While political attacks on the Endangered Species Act are nothing new – it seems every year there’s a move in Congress to weaken it – this year has seen a number of unfortunately developments. For us here in California, the Endangered Species Act is particularly vital to protecting some of our most compelling bird species. In total, sixteen California bird species are protected under the federal Endangered Species Act, including some of our most compelling ones such as the Western Snowy Plover, Northern Spotted Owl, California Least Tern, and the big daddy of them all, the California Condor.
The biggest current threat to the Endangered Species Act comes not in the form of legislative changes to the Act, but rather through proposed regulatory changes from the U.S. Fish & Wildlife Service and the National Marine Fisheries Service, which are two of the main branches of the federal government tasked with enforcing its provisions. The proposed changes are numerous, but the most troublesome are as follows:

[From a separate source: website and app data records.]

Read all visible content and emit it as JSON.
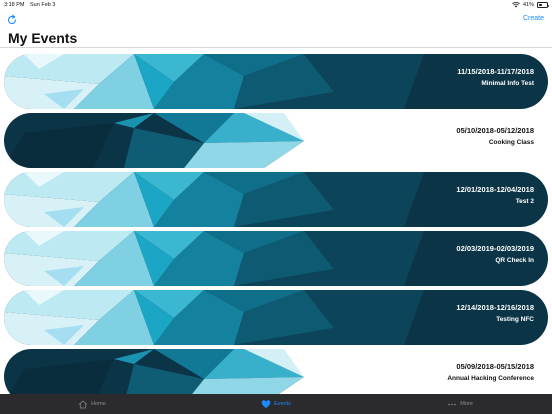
{
  "status_bar": {
    "time": "3:18 PM",
    "date": "Sun Feb 3",
    "battery": "41%"
  },
  "nav": {
    "create_label": "Create",
    "title": "My Events"
  },
  "events": [
    {
      "date_range": "11/15/2018-11/17/2018",
      "name": "Minimal Info Test",
      "style": "full"
    },
    {
      "date_range": "05/10/2018-05/12/2018",
      "name": "Cooking Class",
      "style": "partial"
    },
    {
      "date_range": "12/01/2018-12/04/2018",
      "name": "Test 2",
      "style": "full"
    },
    {
      "date_range": "02/03/2019-02/03/2019",
      "name": "QR Check In",
      "style": "full"
    },
    {
      "date_range": "12/14/2018-12/16/2018",
      "name": "Testing NFC",
      "style": "full"
    },
    {
      "date_range": "05/09/2018-05/15/2018",
      "name": "Annual Hacking Conference",
      "style": "partial"
    }
  ],
  "tabs": [
    {
      "label": "Home",
      "icon": "home-icon",
      "active": false
    },
    {
      "label": "Events",
      "icon": "heart-icon",
      "active": true
    },
    {
      "label": "More",
      "icon": "more-icon",
      "active": false
    }
  ],
  "colors": {
    "accent": "#1a8cff",
    "dark_navy": "#0b3447",
    "teal": "#1aa6c4",
    "light_cyan": "#bde9f3",
    "tab_bar": "#2b2b2d"
  }
}
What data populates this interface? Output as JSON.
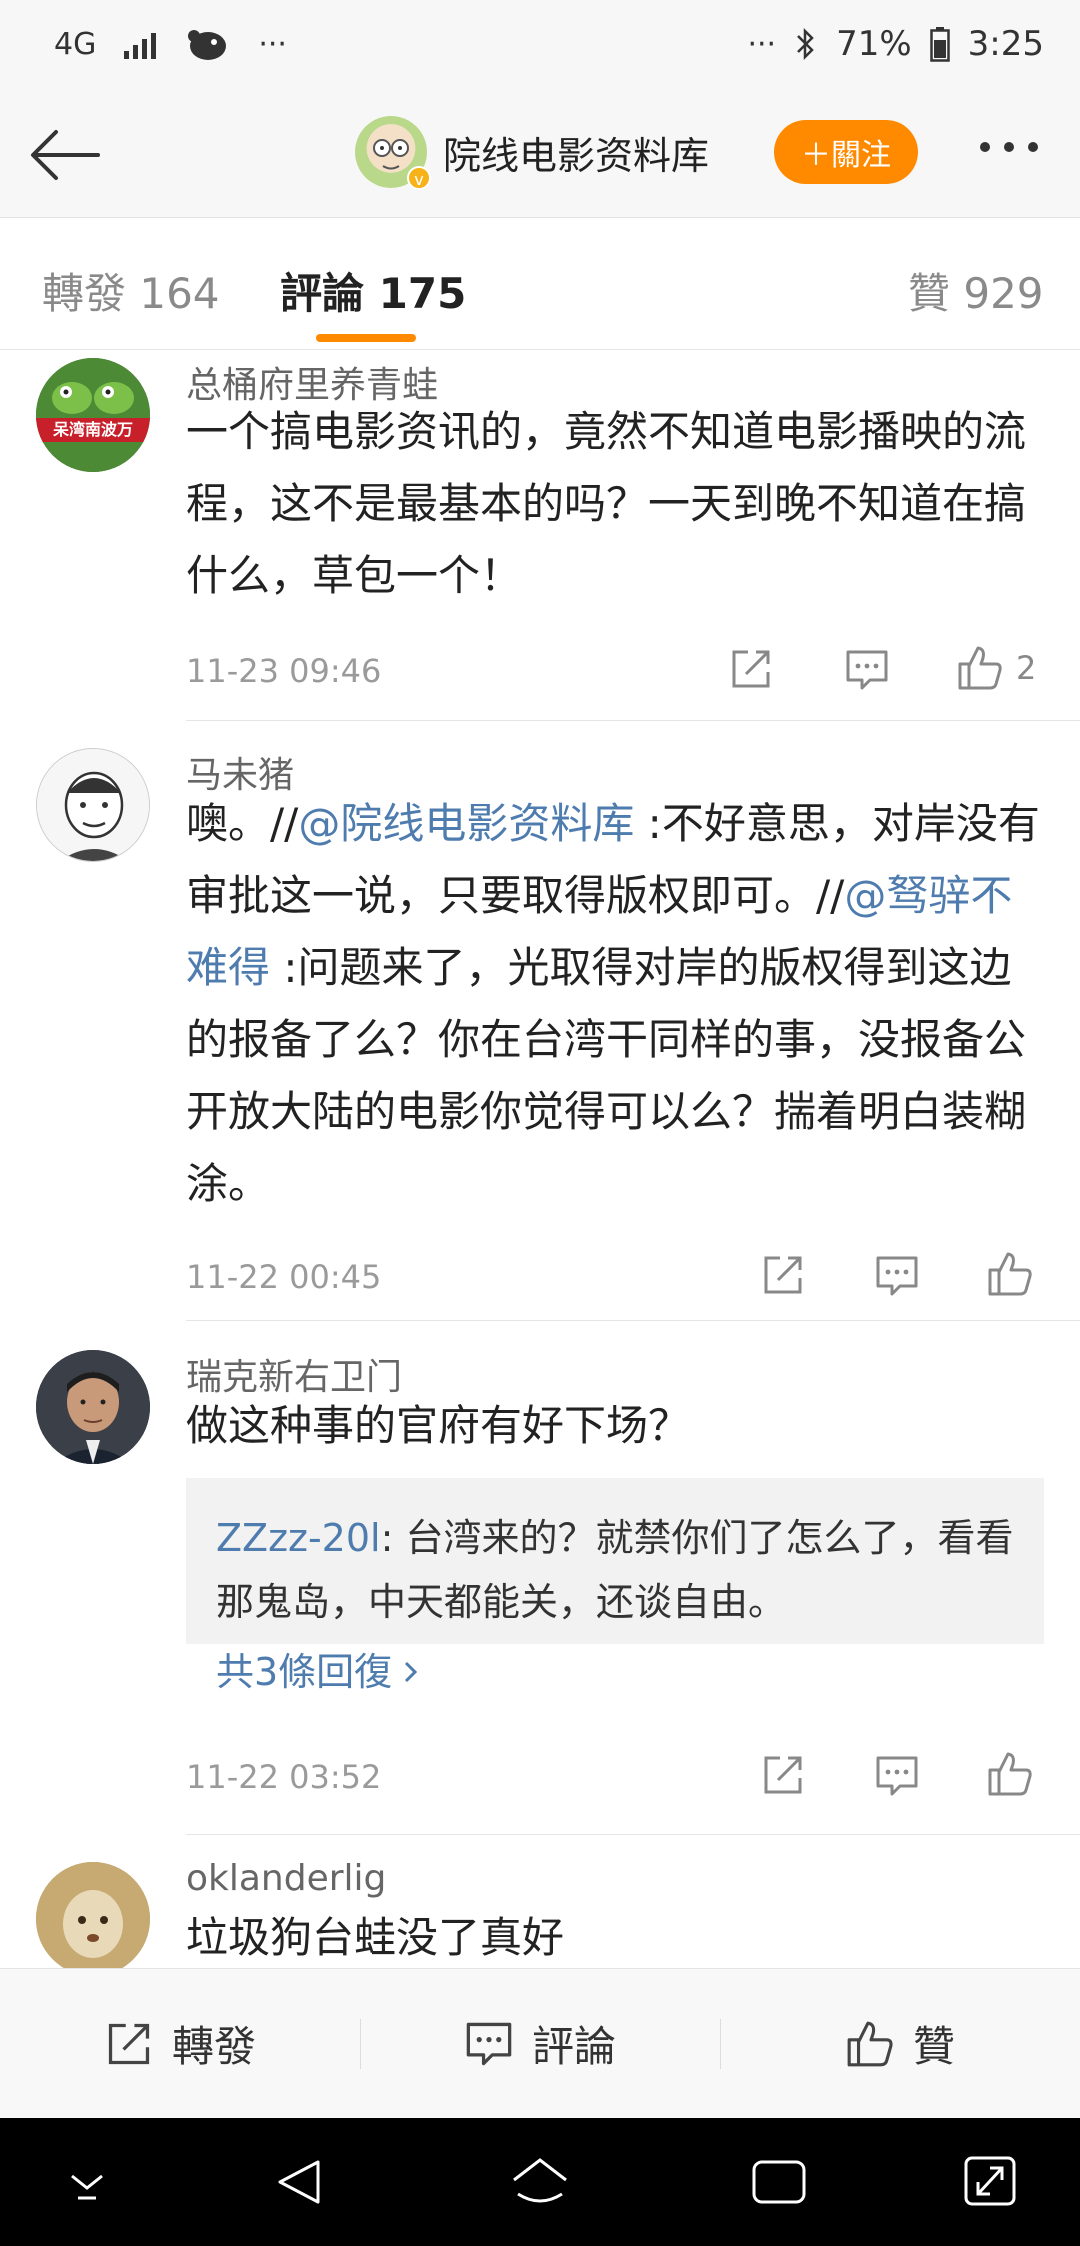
{
  "status_bar": {
    "network": "4G",
    "dots_left": "···",
    "dots_right": "···",
    "battery": "71%",
    "time": "3:25"
  },
  "nav": {
    "back_icon": "back-arrow-icon",
    "title": "院线电影资料库",
    "follow_label": "＋關注",
    "more_icon": "more-dots-icon"
  },
  "tabs": {
    "repost": "轉發 164",
    "comment": "評論 175",
    "like": "贊 929",
    "active": "comment"
  },
  "comments": [
    {
      "name": "总桶府里养青蛙",
      "text": "一个搞电影资讯的，竟然不知道电影播映的流程，这不是最基本的吗？一天到晚不知道在搞什么，草包一个！",
      "date": "11-23 09:46",
      "likes": "2",
      "avatar_text": "呆湾南波万"
    },
    {
      "name": "马未猪",
      "text_pre": "噢。//",
      "mention1": "@院线电影资料库",
      "text_mid": " :不好意思，对岸没有审批这一说，只要取得版权即可。//",
      "mention2": "@驽骍不难得",
      "text_post": " :问题来了，光取得对岸的版权得到这边的报备了么？你在台湾干同样的事，没报备公开放大陆的电影你觉得可以么？揣着明白装糊涂。",
      "date": "11-22 00:45",
      "likes": ""
    },
    {
      "name": "瑞克新右卫门",
      "text": "做这种事的官府有好下场？",
      "reply": {
        "name": "ZZzz-20l",
        "text": ": 台湾来的？就禁你们了怎么了，看看那鬼岛，中天都能关，还谈自由。",
        "more": "共3條回復"
      },
      "date": "11-22 03:52",
      "likes": ""
    },
    {
      "name": "oklanderlig",
      "text": "垃圾狗台蛙没了真好"
    }
  ],
  "action_bar": {
    "repost": "轉發",
    "comment": "評論",
    "like": "贊"
  },
  "colors": {
    "accent": "#ff8a00",
    "link": "#4f7cae",
    "muted": "#9a9a9a"
  }
}
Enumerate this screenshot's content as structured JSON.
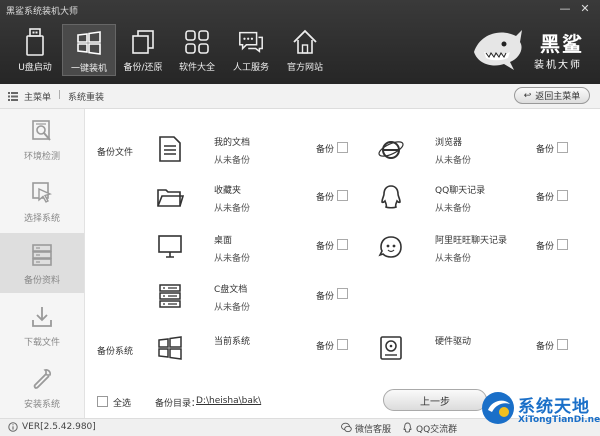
{
  "window": {
    "title": "黑鲨系统装机大师",
    "minimize": "—",
    "close": "✕"
  },
  "nav": [
    {
      "label": "U盘启动",
      "icon": "usb-icon"
    },
    {
      "label": "一键装机",
      "icon": "windows-icon",
      "active": true
    },
    {
      "label": "备份/还原",
      "icon": "backup-restore-icon"
    },
    {
      "label": "软件大全",
      "icon": "apps-grid-icon"
    },
    {
      "label": "人工服务",
      "icon": "chat-icon"
    },
    {
      "label": "官方网站",
      "icon": "home-icon"
    }
  ],
  "brand": {
    "line1": "黑鲨",
    "line2": "装机大师"
  },
  "breadcrumb": {
    "root": "主菜单",
    "separator": "|",
    "current": "系统重装",
    "back": "返回主菜单"
  },
  "sidebar": [
    {
      "label": "环境检测",
      "icon": "env-check-icon"
    },
    {
      "label": "选择系统",
      "icon": "cursor-icon"
    },
    {
      "label": "备份资料",
      "icon": "database-icon",
      "active": true
    },
    {
      "label": "下载文件",
      "icon": "download-icon"
    },
    {
      "label": "安装系统",
      "icon": "wrench-icon"
    }
  ],
  "sections": {
    "files": "备份文件",
    "system": "备份系统"
  },
  "backup_label": "备份",
  "items": [
    {
      "name": "我的文档",
      "status": "从未备份",
      "icon": "document-icon"
    },
    {
      "name": "浏览器",
      "status": "从未备份",
      "icon": "ie-browser-icon"
    },
    {
      "name": "收藏夹",
      "status": "从未备份",
      "icon": "folder-icon"
    },
    {
      "name": "QQ聊天记录",
      "status": "从未备份",
      "icon": "qq-penguin-icon"
    },
    {
      "name": "桌面",
      "status": "从未备份",
      "icon": "monitor-icon"
    },
    {
      "name": "阿里旺旺聊天记录",
      "status": "从未备份",
      "icon": "wangwang-icon"
    },
    {
      "name": "C盘文档",
      "status": "从未备份",
      "icon": "server-icon"
    },
    {
      "name": "当前系统",
      "icon": "windows-icon"
    },
    {
      "name": "硬件驱动",
      "icon": "hard-drive-icon"
    }
  ],
  "footer": {
    "select_all": "全选",
    "dir_label": "备份目录：",
    "dir_value": "D:\\heisha\\bak\\",
    "prev": "上一步"
  },
  "statusbar": {
    "version": "VER[2.5.42.980]",
    "wechat": "微信客服",
    "qq": "QQ交流群"
  },
  "watermark": {
    "line1": "系统天地",
    "line2": "XiTongTianDi.net"
  }
}
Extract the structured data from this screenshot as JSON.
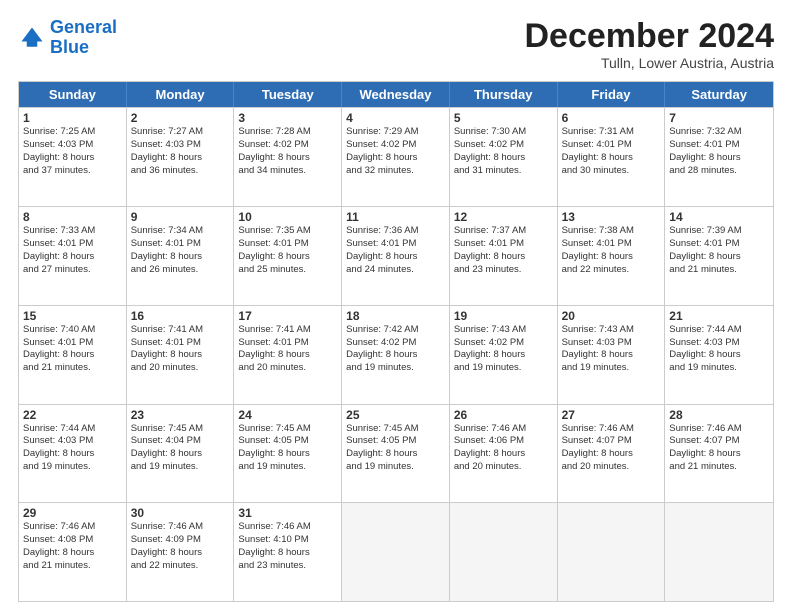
{
  "logo": {
    "line1": "General",
    "line2": "Blue"
  },
  "title": "December 2024",
  "subtitle": "Tulln, Lower Austria, Austria",
  "days_of_week": [
    "Sunday",
    "Monday",
    "Tuesday",
    "Wednesday",
    "Thursday",
    "Friday",
    "Saturday"
  ],
  "weeks": [
    [
      {
        "day": "1",
        "lines": [
          "Sunrise: 7:25 AM",
          "Sunset: 4:03 PM",
          "Daylight: 8 hours",
          "and 37 minutes."
        ]
      },
      {
        "day": "2",
        "lines": [
          "Sunrise: 7:27 AM",
          "Sunset: 4:03 PM",
          "Daylight: 8 hours",
          "and 36 minutes."
        ]
      },
      {
        "day": "3",
        "lines": [
          "Sunrise: 7:28 AM",
          "Sunset: 4:02 PM",
          "Daylight: 8 hours",
          "and 34 minutes."
        ]
      },
      {
        "day": "4",
        "lines": [
          "Sunrise: 7:29 AM",
          "Sunset: 4:02 PM",
          "Daylight: 8 hours",
          "and 32 minutes."
        ]
      },
      {
        "day": "5",
        "lines": [
          "Sunrise: 7:30 AM",
          "Sunset: 4:02 PM",
          "Daylight: 8 hours",
          "and 31 minutes."
        ]
      },
      {
        "day": "6",
        "lines": [
          "Sunrise: 7:31 AM",
          "Sunset: 4:01 PM",
          "Daylight: 8 hours",
          "and 30 minutes."
        ]
      },
      {
        "day": "7",
        "lines": [
          "Sunrise: 7:32 AM",
          "Sunset: 4:01 PM",
          "Daylight: 8 hours",
          "and 28 minutes."
        ]
      }
    ],
    [
      {
        "day": "8",
        "lines": [
          "Sunrise: 7:33 AM",
          "Sunset: 4:01 PM",
          "Daylight: 8 hours",
          "and 27 minutes."
        ]
      },
      {
        "day": "9",
        "lines": [
          "Sunrise: 7:34 AM",
          "Sunset: 4:01 PM",
          "Daylight: 8 hours",
          "and 26 minutes."
        ]
      },
      {
        "day": "10",
        "lines": [
          "Sunrise: 7:35 AM",
          "Sunset: 4:01 PM",
          "Daylight: 8 hours",
          "and 25 minutes."
        ]
      },
      {
        "day": "11",
        "lines": [
          "Sunrise: 7:36 AM",
          "Sunset: 4:01 PM",
          "Daylight: 8 hours",
          "and 24 minutes."
        ]
      },
      {
        "day": "12",
        "lines": [
          "Sunrise: 7:37 AM",
          "Sunset: 4:01 PM",
          "Daylight: 8 hours",
          "and 23 minutes."
        ]
      },
      {
        "day": "13",
        "lines": [
          "Sunrise: 7:38 AM",
          "Sunset: 4:01 PM",
          "Daylight: 8 hours",
          "and 22 minutes."
        ]
      },
      {
        "day": "14",
        "lines": [
          "Sunrise: 7:39 AM",
          "Sunset: 4:01 PM",
          "Daylight: 8 hours",
          "and 21 minutes."
        ]
      }
    ],
    [
      {
        "day": "15",
        "lines": [
          "Sunrise: 7:40 AM",
          "Sunset: 4:01 PM",
          "Daylight: 8 hours",
          "and 21 minutes."
        ]
      },
      {
        "day": "16",
        "lines": [
          "Sunrise: 7:41 AM",
          "Sunset: 4:01 PM",
          "Daylight: 8 hours",
          "and 20 minutes."
        ]
      },
      {
        "day": "17",
        "lines": [
          "Sunrise: 7:41 AM",
          "Sunset: 4:01 PM",
          "Daylight: 8 hours",
          "and 20 minutes."
        ]
      },
      {
        "day": "18",
        "lines": [
          "Sunrise: 7:42 AM",
          "Sunset: 4:02 PM",
          "Daylight: 8 hours",
          "and 19 minutes."
        ]
      },
      {
        "day": "19",
        "lines": [
          "Sunrise: 7:43 AM",
          "Sunset: 4:02 PM",
          "Daylight: 8 hours",
          "and 19 minutes."
        ]
      },
      {
        "day": "20",
        "lines": [
          "Sunrise: 7:43 AM",
          "Sunset: 4:03 PM",
          "Daylight: 8 hours",
          "and 19 minutes."
        ]
      },
      {
        "day": "21",
        "lines": [
          "Sunrise: 7:44 AM",
          "Sunset: 4:03 PM",
          "Daylight: 8 hours",
          "and 19 minutes."
        ]
      }
    ],
    [
      {
        "day": "22",
        "lines": [
          "Sunrise: 7:44 AM",
          "Sunset: 4:03 PM",
          "Daylight: 8 hours",
          "and 19 minutes."
        ]
      },
      {
        "day": "23",
        "lines": [
          "Sunrise: 7:45 AM",
          "Sunset: 4:04 PM",
          "Daylight: 8 hours",
          "and 19 minutes."
        ]
      },
      {
        "day": "24",
        "lines": [
          "Sunrise: 7:45 AM",
          "Sunset: 4:05 PM",
          "Daylight: 8 hours",
          "and 19 minutes."
        ]
      },
      {
        "day": "25",
        "lines": [
          "Sunrise: 7:45 AM",
          "Sunset: 4:05 PM",
          "Daylight: 8 hours",
          "and 19 minutes."
        ]
      },
      {
        "day": "26",
        "lines": [
          "Sunrise: 7:46 AM",
          "Sunset: 4:06 PM",
          "Daylight: 8 hours",
          "and 20 minutes."
        ]
      },
      {
        "day": "27",
        "lines": [
          "Sunrise: 7:46 AM",
          "Sunset: 4:07 PM",
          "Daylight: 8 hours",
          "and 20 minutes."
        ]
      },
      {
        "day": "28",
        "lines": [
          "Sunrise: 7:46 AM",
          "Sunset: 4:07 PM",
          "Daylight: 8 hours",
          "and 21 minutes."
        ]
      }
    ],
    [
      {
        "day": "29",
        "lines": [
          "Sunrise: 7:46 AM",
          "Sunset: 4:08 PM",
          "Daylight: 8 hours",
          "and 21 minutes."
        ]
      },
      {
        "day": "30",
        "lines": [
          "Sunrise: 7:46 AM",
          "Sunset: 4:09 PM",
          "Daylight: 8 hours",
          "and 22 minutes."
        ]
      },
      {
        "day": "31",
        "lines": [
          "Sunrise: 7:46 AM",
          "Sunset: 4:10 PM",
          "Daylight: 8 hours",
          "and 23 minutes."
        ]
      },
      {
        "day": "",
        "lines": []
      },
      {
        "day": "",
        "lines": []
      },
      {
        "day": "",
        "lines": []
      },
      {
        "day": "",
        "lines": []
      }
    ]
  ]
}
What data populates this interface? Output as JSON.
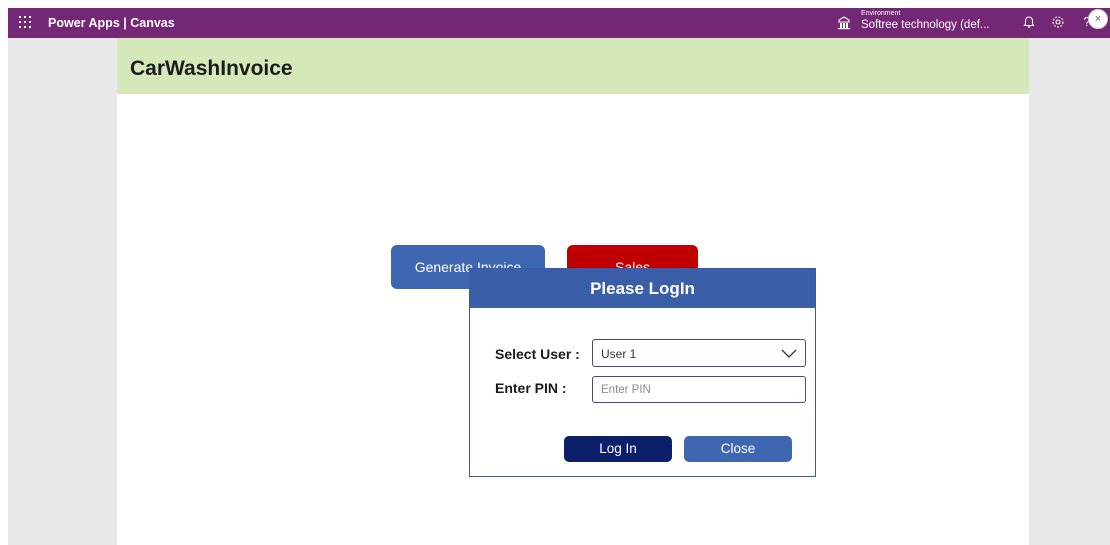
{
  "topbar": {
    "app_title": "Power Apps  |  Canvas",
    "environment_label": "Environment",
    "environment_value": "Softree technology (def...",
    "icons": [
      "waffle-icon",
      "environment-icon",
      "notification-bell-icon",
      "settings-gear-icon",
      "help-icon"
    ],
    "help_label": "?",
    "color": "#742774"
  },
  "app": {
    "title": "CarWashInvoice",
    "header_color": "#d4e8b9",
    "buttons": {
      "generate_invoice": "Generate Invoice",
      "sales": "Sales"
    }
  },
  "login_dialog": {
    "title": "Please LogIn",
    "select_user_label": "Select User :",
    "select_user_value": "User 1",
    "enter_pin_label": "Enter PIN :",
    "pin_placeholder": "Enter PIN",
    "login_button": "Log In",
    "close_button": "Close"
  },
  "side_panel": {
    "collapse_label": "×"
  }
}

- Removing protections for species listed as Threatened. For the last several decades, the Service has, as a matter of policy, afforded species listed as Threatened with the same protections given Endangered species, unless specific protections are described. While this proposed change would only apply to species listed in the future, one can foresee its implementation opening the door to numerous proposed changes in protections for birds currently listed as Threatened, meaning that conservationists could see all kinds of new battles over birds such as the Western Snowy Plover and the Coastal California Gnatcatcher.
- Economic considerations. Although the Endangered Species Act itself states that listing decisions much be based solely on scientific considerations, the government is proposing including economic considerations as part of its decision-making process. Our fear is that this would open this vital process to industry lobbying.
- Unoccupied habitat. This proposal would make a significant change to the critical habitat aspect of the listing process, closing off habitat that is currently unoccupied by the species in question. In a world where climate is dramatically shifting the ranges of bird species, this could have the effect of leaving struggling bird species nowhere to go as their habitat shifts.
These proposed regulatory changes to the enforcement of the Endangered Species Act are particularly dangerous because they can be implemented administratively without Congress weighing in. Because the Endangered Species Act is one of the most popular laws ever passed by Congress, lawmakers have been reluctant to own votes weakening it. The National Audubon Society has already taken a stand against these proposed changes, and you can lend your voice, as well.
This year, there are a number of bills moving, mostly through the House of Representatives, that would roll back aspects of the Endangered Species Act. The prospects for nearly all of these are dim, but there is one effort that got a lot of attention earlier this year. In July, Sen. John Barrasso, a Republican from Wyoming, released a draft bill to overhaul the Endangered Species Act. Barrasso chairs the Senate Environment and Public Works Committee and had worked with the Western Governors Association to draft the proposal.
Moves against the Western Yellow-billed Cuckoo
Responding to a request from ranchers, miners, and other industry groups, the U.S. Fish & Wildlife Service earlier this year agreed to conduct a listing review of the Western Yellow-billed Cuckoo. Opponents of the listing are challenging the distinct population status of the bird, claiming that it is not distinct from its Eastern counterpart. The Western Yellow-billed Cuckoo was listed as Threatened in 2014 in response to a rapid decline in numbers across the West.
Once plentiful, Western yellow-billed cuckoos are now gone from British Columbia and the Pacific Northwest, and most of the remaining birds are found in isolated patches of riparian habitat along rivers in Arizona, California, and New Mexico. Audubon California supported that listing, and more than 2,200 activists submitted comments in support, as well.
Lawsuit challenging gnatcatcher listing
It seems that every other year brings a new challenge to the listing of the Coastal California Gnatcatcher. Just a year after fending off yet another delisting attempt by Southern California developers, Audubon California learned in late 2017 that these same interests had filed a lawsuit to compel the U.S. Fish & Wildlife Service to reconsider its decision. Soon afterward, Audubon California joined the Natural Resources Defense Council, Center for Biological Diversity, Endangered Habitats League and Laguna Greenbelt to intervene in the suit to ensure that the listing decision is sufficiently defended.